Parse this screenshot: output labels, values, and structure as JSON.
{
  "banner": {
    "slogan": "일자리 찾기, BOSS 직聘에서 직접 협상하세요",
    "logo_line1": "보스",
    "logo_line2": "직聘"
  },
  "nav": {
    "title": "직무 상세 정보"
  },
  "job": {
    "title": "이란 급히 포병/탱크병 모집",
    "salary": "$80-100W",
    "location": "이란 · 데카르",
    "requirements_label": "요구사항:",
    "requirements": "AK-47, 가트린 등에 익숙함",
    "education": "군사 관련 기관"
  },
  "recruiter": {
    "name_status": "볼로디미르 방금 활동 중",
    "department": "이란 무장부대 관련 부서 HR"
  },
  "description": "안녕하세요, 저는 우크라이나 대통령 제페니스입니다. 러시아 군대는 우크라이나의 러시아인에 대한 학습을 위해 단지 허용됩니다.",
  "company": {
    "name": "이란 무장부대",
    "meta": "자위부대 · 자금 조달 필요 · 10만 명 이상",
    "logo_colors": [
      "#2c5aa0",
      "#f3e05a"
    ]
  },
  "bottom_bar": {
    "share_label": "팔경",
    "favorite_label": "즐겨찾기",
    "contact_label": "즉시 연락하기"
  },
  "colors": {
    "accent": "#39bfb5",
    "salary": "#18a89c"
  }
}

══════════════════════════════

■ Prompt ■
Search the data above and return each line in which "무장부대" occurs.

■ Answer section ■
    "department": "이란 무장부대 관련 부서 HR"
    "name": "이란 무장부대",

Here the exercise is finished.